7:00 p.m. Check in. Dave thinks we’ll be here for hours. He’s so nauseated, I’m concerned he’ll pass out. Thank God the ER isn’t crowded though. The regular weekend addicts come in with lots of police men. I say a prayer for them. It’s still not crowded.
8:30 p.m. Dave is given a room in the ER. For two hours we wait for the doctor to come. Meanwhile, he’s in and out of sleep, trying not to vomit. Thankfully, he never does. I’m watching him like a hawk. Dave’s face, the machine with the oxygen STATS, updating on my phone; and then starting over again.
10:00 p.m. The Oxygen STATS beep and dip down towards 90. I know how this works. We had NICU twin babies that came home on lung monitors, with one having to be on supplemental oxygen. I know this isn’t good. The machine is still beeping as I head to the door, while his oxygen further slips to 86. He’s pale. I open the door and tell the nurse his oxygen is at 86. She jumps up, saying the alarm didn’t go off! (What the… ?) I say, “Now it’s down to 78.” Quickly she comes in with oxygen. His color eventually comes back, and the nausea meds that were approved have kicked in. Thank you, Jesus!
11:00 p.m. Dave’s being admitted to the hospital. The drop in oxygen, and nausea with diarrhea, are enough cause for nurses to monitor him overnight. I feel bad I can’t bring him home, but honestly, I’m relieved. I don’t have to worry that he’ll stop breathing when I’m asleep. And frankly, I’m exhausted. I hear my closest friends saying, “Take care of yourself too!” Tonight I can do that. I offer to stay with him but he says it’s not necessary. I think I need to go home anyway, so my daughter won’t feel afraid. I just want to go to bed.
12:00 a.m. I’m leaving the hospital. Dave hasn’t understood why I was adamant that his oxygen be monitored. He has said he just felt really sick. But I’m the one who has seen it, and it was serious. I have a hunch it’s because he was so severely dehydrated.
The next day, I found out I was right. Severe dehydration causes your blood pressure to drop, and then your oxygen drops too. Mayo Clinic says so! God protected my husband, and I’m beyond grateful.
We were so happy that Dave was able to come home the next day. In the rush, it gave us a laugh that I almost forgot to bring him his clothes! I’d brought everything home with me the night before. God reminded me to bring his clothes too!

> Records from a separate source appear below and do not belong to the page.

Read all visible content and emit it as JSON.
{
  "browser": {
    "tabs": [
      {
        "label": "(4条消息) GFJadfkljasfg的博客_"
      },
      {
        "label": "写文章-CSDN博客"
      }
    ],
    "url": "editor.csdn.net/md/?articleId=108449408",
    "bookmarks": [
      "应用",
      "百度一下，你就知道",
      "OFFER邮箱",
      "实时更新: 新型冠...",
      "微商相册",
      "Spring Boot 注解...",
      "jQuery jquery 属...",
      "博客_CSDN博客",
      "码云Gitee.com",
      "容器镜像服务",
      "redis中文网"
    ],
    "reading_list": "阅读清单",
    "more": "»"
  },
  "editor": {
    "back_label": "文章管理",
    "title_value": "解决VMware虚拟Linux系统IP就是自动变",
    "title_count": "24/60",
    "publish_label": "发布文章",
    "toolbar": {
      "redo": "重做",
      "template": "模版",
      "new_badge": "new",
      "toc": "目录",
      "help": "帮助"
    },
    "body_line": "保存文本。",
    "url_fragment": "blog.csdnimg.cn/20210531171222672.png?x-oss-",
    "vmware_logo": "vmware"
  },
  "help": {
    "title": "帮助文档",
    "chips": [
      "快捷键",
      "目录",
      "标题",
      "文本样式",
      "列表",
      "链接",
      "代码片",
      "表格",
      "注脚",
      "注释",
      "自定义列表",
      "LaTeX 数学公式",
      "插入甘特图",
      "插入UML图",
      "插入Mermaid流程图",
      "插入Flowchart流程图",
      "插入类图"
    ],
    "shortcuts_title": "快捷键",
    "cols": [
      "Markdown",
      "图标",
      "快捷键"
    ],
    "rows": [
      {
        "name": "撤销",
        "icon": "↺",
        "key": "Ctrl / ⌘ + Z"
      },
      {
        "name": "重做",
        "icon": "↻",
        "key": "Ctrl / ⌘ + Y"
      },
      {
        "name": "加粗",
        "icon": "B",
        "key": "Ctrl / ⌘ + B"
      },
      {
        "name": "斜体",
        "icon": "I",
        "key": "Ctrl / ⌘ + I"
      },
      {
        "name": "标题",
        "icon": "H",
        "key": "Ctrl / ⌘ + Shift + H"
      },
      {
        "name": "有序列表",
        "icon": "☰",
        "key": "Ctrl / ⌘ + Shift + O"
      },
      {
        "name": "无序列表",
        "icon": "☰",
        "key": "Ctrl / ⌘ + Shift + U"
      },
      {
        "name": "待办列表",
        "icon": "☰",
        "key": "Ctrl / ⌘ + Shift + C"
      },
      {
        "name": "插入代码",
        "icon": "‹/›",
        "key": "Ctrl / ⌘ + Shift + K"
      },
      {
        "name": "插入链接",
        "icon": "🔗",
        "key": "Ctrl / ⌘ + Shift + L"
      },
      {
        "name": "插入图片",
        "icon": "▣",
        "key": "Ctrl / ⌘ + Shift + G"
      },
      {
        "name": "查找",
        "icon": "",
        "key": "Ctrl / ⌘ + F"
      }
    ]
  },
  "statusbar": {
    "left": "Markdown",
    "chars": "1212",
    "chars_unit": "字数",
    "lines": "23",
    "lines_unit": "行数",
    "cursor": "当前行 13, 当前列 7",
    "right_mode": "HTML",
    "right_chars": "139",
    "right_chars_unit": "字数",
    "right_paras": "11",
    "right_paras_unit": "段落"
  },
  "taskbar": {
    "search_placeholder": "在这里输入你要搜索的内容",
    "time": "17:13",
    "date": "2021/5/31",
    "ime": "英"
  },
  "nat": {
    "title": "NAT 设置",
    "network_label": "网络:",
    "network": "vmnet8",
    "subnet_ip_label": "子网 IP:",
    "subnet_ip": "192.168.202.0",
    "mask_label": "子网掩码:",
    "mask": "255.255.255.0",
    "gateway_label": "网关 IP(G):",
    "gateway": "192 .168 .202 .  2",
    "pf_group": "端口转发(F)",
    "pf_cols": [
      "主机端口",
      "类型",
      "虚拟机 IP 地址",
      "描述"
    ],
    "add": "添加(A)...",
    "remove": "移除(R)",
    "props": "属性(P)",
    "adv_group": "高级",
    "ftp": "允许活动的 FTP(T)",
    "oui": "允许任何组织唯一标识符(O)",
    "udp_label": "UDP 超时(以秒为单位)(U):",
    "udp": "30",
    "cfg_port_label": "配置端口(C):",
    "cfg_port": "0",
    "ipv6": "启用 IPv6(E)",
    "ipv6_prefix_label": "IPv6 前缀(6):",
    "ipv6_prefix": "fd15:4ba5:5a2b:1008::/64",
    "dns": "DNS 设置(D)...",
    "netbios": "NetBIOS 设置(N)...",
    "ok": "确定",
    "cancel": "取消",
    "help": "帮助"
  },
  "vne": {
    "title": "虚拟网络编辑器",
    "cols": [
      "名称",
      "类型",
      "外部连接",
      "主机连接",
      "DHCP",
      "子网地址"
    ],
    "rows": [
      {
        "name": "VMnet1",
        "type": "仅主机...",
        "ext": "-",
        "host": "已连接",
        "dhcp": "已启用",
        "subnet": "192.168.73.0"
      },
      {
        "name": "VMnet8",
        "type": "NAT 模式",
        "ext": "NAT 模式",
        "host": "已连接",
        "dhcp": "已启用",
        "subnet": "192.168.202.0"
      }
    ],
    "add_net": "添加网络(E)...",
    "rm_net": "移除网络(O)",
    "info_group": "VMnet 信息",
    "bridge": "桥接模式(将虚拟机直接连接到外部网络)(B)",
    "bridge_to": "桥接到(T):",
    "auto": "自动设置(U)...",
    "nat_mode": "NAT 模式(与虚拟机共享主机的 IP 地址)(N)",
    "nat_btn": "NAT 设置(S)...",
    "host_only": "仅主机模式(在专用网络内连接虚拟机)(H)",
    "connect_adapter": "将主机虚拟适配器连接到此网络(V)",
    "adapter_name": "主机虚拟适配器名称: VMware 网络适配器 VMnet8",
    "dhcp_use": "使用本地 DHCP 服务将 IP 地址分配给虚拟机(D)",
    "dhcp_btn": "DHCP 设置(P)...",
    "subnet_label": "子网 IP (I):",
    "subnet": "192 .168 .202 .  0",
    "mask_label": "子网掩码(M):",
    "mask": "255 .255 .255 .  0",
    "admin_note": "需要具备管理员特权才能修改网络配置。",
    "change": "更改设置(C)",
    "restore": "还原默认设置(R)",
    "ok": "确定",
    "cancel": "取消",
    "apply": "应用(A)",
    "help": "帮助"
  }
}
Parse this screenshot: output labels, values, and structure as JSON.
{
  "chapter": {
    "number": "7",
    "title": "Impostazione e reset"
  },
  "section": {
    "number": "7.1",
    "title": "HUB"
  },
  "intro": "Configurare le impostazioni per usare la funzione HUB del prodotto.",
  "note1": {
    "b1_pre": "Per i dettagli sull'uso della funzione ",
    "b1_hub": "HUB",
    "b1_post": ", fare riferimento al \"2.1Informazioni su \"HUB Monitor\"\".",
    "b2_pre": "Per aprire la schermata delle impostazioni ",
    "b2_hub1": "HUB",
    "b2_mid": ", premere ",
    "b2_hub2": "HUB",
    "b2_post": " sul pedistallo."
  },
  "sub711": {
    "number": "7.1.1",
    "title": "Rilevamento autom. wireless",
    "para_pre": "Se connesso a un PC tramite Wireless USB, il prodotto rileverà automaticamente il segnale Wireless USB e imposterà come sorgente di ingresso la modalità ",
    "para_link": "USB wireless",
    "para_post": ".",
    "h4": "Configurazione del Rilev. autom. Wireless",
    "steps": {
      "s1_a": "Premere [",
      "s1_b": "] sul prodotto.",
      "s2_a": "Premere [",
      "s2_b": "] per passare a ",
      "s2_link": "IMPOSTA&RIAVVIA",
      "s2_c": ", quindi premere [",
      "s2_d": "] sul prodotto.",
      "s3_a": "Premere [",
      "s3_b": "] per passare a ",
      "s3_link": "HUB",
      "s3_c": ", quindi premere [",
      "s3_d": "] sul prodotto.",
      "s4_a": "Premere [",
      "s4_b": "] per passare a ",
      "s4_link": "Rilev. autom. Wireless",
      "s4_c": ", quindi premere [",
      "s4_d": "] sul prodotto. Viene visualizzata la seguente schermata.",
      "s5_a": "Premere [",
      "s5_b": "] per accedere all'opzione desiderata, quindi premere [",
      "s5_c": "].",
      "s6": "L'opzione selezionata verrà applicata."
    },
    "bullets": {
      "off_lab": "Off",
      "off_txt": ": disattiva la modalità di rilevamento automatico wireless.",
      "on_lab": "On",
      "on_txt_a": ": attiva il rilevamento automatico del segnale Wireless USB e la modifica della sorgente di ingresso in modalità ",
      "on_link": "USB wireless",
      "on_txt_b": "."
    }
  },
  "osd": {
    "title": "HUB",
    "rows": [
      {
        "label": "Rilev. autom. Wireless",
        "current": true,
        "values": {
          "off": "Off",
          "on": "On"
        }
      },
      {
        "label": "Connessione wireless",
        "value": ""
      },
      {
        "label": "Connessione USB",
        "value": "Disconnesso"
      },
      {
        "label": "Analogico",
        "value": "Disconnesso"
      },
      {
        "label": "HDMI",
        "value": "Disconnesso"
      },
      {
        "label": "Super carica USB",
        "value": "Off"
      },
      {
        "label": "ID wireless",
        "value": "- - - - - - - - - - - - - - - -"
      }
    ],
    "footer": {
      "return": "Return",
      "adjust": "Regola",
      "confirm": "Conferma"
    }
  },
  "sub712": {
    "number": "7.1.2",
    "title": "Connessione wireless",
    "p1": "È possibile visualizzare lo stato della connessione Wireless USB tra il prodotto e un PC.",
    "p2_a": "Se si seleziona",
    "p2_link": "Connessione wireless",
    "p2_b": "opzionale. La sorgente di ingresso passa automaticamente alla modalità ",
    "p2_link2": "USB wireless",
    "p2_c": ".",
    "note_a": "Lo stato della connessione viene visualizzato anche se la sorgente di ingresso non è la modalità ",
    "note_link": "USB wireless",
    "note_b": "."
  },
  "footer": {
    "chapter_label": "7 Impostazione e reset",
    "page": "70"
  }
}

The reason I’ve shared this day of disaster (which is far worse than our basement flooding) is because Dave and I want everyone to know that yes; there are some very bad days. But through it all, we still trust God and believe His Son, Jesus Christ, is the One and Only Way to eternal life. The silver lining is that God continues to send people to be the hands and feet of Jesus for us. We see, hear, and feel Jesus all around us. If we know God is The Real Deal, while going through this horrific trial; why not give Jesus a chance? Because, everyone will some day have a trial which will bring them to their knees. It’s best if Jesus meets us there!
“To the elders among you, I appeal as a fellow elder and a witness of Christ’s sufferings who also will share in the glory to be revealed: Be shepherds of God’s flock that is under your care, watching over them—not because you must, but because you are willing, as God wants you to be; not pursuing dishonest gain, but eager to serve; not lording it over those entrusted to you, but being examples to the flock. And when the Chief Shepherd appears, you will receive the crown of glory that will never fade away” (1 Pet. 5: 1-4 NIV).
I invite you to visit:
The Silver Lining Blog. Free subscription, no ads.
The Silver Lining Ministry Facebook Page. Join us!
In Christ, Angela Royse Pelleman